Data extracted from a collection:
- Opening Delimiter -

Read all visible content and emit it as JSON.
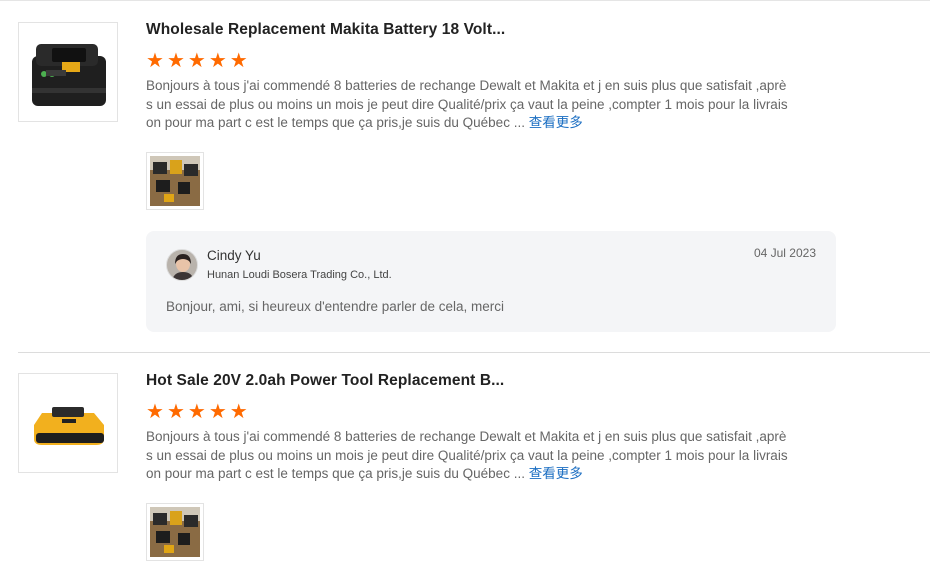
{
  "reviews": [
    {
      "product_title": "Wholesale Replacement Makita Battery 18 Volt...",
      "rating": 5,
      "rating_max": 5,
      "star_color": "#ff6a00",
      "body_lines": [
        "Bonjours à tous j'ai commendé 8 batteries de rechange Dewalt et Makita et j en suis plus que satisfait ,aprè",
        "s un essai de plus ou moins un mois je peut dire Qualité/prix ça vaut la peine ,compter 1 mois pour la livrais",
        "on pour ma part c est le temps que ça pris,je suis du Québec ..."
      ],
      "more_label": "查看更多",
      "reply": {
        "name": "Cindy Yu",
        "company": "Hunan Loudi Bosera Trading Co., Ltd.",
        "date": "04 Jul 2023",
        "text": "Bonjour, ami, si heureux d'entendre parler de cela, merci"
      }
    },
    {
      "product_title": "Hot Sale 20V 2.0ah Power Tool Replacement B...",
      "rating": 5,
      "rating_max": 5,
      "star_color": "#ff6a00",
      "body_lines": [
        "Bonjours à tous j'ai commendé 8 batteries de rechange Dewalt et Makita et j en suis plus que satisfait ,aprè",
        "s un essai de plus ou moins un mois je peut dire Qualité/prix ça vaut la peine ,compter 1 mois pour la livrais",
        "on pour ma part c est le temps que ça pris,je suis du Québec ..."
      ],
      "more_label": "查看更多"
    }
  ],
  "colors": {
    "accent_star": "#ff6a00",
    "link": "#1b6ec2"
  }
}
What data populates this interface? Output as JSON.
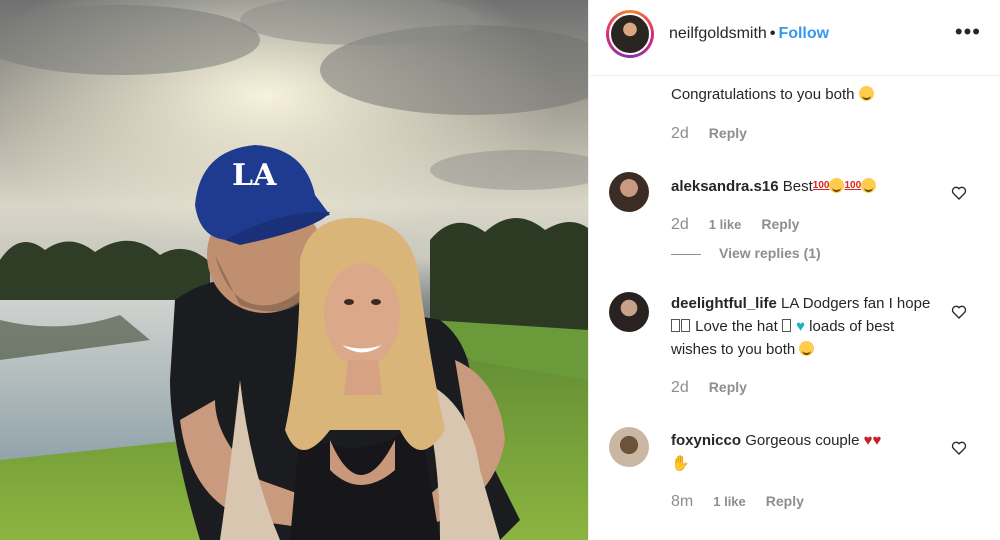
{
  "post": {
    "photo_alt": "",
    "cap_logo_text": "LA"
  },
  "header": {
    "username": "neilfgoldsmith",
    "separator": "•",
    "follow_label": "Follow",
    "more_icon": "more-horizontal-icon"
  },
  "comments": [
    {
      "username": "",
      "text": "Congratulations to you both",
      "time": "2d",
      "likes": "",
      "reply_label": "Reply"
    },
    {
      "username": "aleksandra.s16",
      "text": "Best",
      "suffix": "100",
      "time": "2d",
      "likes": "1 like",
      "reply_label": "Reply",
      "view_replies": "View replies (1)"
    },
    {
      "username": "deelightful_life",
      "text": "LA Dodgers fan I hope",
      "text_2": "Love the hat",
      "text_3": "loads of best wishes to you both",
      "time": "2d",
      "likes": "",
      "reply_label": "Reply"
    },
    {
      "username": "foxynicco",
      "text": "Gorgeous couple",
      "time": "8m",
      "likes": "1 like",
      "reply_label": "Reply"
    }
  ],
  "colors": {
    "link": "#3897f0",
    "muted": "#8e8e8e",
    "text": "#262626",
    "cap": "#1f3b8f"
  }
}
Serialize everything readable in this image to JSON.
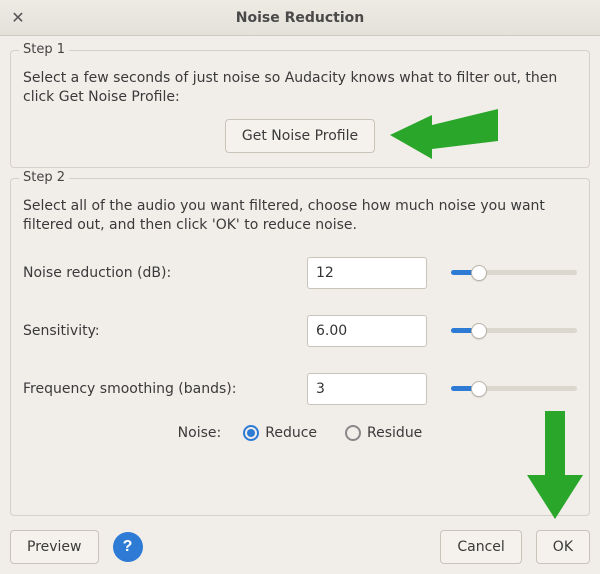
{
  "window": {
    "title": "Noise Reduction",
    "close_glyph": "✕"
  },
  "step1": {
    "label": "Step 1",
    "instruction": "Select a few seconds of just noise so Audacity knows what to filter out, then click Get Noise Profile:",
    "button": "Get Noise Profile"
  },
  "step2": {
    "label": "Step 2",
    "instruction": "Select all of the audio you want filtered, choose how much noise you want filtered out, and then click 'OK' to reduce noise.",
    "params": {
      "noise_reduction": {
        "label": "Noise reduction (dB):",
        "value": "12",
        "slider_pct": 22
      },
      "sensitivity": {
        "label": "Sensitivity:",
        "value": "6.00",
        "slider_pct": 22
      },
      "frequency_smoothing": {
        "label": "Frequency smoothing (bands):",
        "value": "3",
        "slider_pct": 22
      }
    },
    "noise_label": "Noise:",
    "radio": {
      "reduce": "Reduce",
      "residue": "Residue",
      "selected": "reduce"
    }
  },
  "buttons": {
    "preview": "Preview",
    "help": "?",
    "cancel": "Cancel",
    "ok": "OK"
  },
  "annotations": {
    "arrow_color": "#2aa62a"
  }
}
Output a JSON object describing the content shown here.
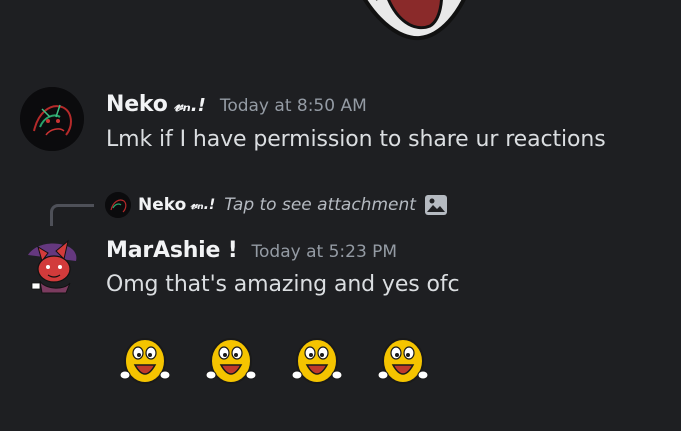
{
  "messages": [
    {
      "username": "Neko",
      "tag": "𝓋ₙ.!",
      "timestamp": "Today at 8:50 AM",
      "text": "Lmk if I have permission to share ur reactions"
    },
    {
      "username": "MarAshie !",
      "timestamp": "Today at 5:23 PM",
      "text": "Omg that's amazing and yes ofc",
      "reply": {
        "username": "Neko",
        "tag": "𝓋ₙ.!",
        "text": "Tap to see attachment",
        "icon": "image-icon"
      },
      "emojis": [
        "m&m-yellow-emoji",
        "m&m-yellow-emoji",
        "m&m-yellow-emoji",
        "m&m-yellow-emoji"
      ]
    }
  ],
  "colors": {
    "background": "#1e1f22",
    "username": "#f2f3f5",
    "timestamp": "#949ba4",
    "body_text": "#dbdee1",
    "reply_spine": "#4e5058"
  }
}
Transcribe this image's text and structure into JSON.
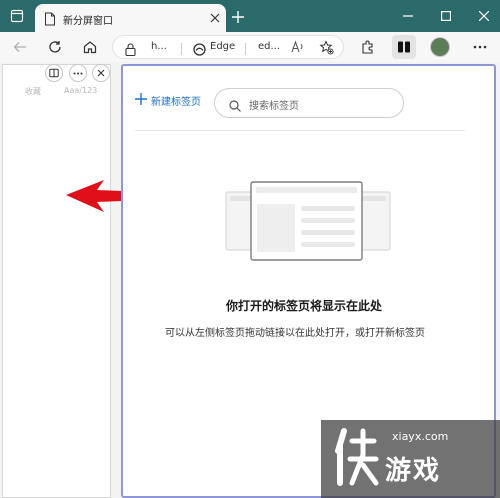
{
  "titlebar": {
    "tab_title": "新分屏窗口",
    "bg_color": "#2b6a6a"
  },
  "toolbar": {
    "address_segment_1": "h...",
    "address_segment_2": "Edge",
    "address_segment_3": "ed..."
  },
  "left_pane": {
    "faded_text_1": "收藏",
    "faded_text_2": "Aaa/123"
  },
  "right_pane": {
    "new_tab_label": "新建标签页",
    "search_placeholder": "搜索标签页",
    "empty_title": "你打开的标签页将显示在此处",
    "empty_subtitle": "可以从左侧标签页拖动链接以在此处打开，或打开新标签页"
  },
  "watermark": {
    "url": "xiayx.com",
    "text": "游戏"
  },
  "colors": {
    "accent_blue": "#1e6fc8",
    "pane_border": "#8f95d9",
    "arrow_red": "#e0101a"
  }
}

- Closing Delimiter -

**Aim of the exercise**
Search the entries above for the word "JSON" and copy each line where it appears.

**Finished task**
Read all visible content and emit it as JSON.
What data populates this interface? Output as JSON.
Serialize everything readable in this image to JSON.
Output a JSON object describing the content shown here.
Transcribe this image's text and structure into JSON.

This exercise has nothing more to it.